MotoGP Aragon: Bagnaia ‘close’ to championship, ‘Japan won’t be easy’

| | MotoGP
Picture: GeeBee Images

Just 0.04s came between Ducati Lenovo’s Pecco Bagnaia and his fifth MotoGP victory in succession on Sunday at Motorland Aragon.

In a role reversal of Misano two weeks prior, Gresini’s Enea Bastianini proved the dominant Ducati force as he met the flag narrowly ahead of his soon-to-be teammate after a dramatic late-race battle had seen the two Italians head-to-head around the mountainous Alcañiz circuit.

While the win was denied, the fact Bagnaia’s main title-rival, Fabio Quartararo, had crashed out on the opening lap meant the five-point deficit was less of an issue.

“Today was very important to not make mistakes since Fabio was unlucky, it gave us a huge opportunity to recover a lot of points,” Bagnaia explained. “It was important on the last lap to finish. When I saw Enea was so close to me, I just tried to be relaxed and calm, and I thought if he overtook me I didn’t want to take any risk and just finish in the best way possible.

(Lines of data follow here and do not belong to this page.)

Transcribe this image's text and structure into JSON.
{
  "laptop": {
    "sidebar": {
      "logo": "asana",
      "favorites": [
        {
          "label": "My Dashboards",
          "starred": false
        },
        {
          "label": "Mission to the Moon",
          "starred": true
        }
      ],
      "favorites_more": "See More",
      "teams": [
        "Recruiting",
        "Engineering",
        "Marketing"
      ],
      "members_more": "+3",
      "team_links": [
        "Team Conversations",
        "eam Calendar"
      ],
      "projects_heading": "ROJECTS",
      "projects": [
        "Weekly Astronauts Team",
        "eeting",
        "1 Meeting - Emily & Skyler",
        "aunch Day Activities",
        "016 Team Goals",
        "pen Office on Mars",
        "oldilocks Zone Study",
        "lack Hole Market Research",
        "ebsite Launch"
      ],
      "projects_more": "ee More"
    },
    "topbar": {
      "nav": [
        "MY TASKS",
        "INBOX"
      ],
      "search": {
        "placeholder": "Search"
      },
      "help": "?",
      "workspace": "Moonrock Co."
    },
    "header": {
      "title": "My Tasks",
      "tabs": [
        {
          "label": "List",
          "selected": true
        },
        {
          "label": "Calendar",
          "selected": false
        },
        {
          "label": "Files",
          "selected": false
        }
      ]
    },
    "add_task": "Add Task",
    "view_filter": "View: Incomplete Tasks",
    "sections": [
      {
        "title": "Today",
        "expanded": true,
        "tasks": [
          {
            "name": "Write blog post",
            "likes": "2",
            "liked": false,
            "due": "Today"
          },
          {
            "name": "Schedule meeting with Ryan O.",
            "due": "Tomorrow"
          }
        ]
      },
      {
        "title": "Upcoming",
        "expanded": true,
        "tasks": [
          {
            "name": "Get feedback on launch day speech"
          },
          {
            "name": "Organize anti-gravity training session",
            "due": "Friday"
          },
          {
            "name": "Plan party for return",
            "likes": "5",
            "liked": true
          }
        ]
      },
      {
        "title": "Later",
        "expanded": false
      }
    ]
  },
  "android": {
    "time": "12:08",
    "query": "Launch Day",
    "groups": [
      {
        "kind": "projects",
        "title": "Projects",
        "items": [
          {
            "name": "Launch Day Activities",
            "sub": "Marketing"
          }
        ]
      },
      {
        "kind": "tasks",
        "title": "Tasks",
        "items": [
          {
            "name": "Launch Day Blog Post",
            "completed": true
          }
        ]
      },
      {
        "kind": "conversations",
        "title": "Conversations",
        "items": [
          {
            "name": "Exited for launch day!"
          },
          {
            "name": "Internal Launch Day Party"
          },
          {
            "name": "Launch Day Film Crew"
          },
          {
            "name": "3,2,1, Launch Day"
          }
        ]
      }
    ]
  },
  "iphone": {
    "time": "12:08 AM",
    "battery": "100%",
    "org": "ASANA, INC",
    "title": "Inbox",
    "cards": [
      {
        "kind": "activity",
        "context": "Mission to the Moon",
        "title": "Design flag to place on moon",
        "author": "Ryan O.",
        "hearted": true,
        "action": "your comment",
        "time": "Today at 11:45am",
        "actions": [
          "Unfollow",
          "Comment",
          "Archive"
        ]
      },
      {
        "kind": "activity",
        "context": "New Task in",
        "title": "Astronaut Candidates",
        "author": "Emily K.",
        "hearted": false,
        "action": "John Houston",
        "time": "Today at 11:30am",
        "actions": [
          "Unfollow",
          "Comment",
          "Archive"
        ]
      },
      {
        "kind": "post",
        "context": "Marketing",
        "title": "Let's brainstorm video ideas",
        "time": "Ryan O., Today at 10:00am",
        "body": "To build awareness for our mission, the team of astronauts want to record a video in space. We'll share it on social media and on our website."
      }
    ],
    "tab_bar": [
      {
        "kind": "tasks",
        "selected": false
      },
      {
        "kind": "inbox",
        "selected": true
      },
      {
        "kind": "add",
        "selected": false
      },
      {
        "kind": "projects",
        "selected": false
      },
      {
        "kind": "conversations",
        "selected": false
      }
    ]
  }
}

“If I saw an error or mistake I’d try back but he didn’t. I’m happy with the result, I did my best today and I think we made a big difference compared to the others today.

“For me, we are eight riders and we’re trying every day to raise the level,” he said of the current Ducati dominance. “Step by step we’re growing together and we’re always faster. Enea for sure is motivated like me to win races and be in front, and we’re pushing each other because I know if he’s fast, I can be. It’s like a motivational thing and we have to use that to improve ourselves.”

With five races left to run of the 2022 championship, just ten points splits Bagnaia from Quartararo, with Aleix Espargaro a further seven behind.

“Now it’s clearer: we’re close,” he admitted having played his title hopes close to his chest across the summer. “Ten points now is the lowest distance I’ve had since the start of the season so for sure I’ll try to think about the championship but not too much.

“I’ll just think about my work. I know Japan won’t be easy, we have less time to test and improve the bike, it won’t be easy. We know our bike needs more time to be prepared compared to others but I’m sure we can be competitive and I’ll try to work like we are doing and finish the races like we know to do.”

Picture: GeeBee Images
Picture: GeeBee Images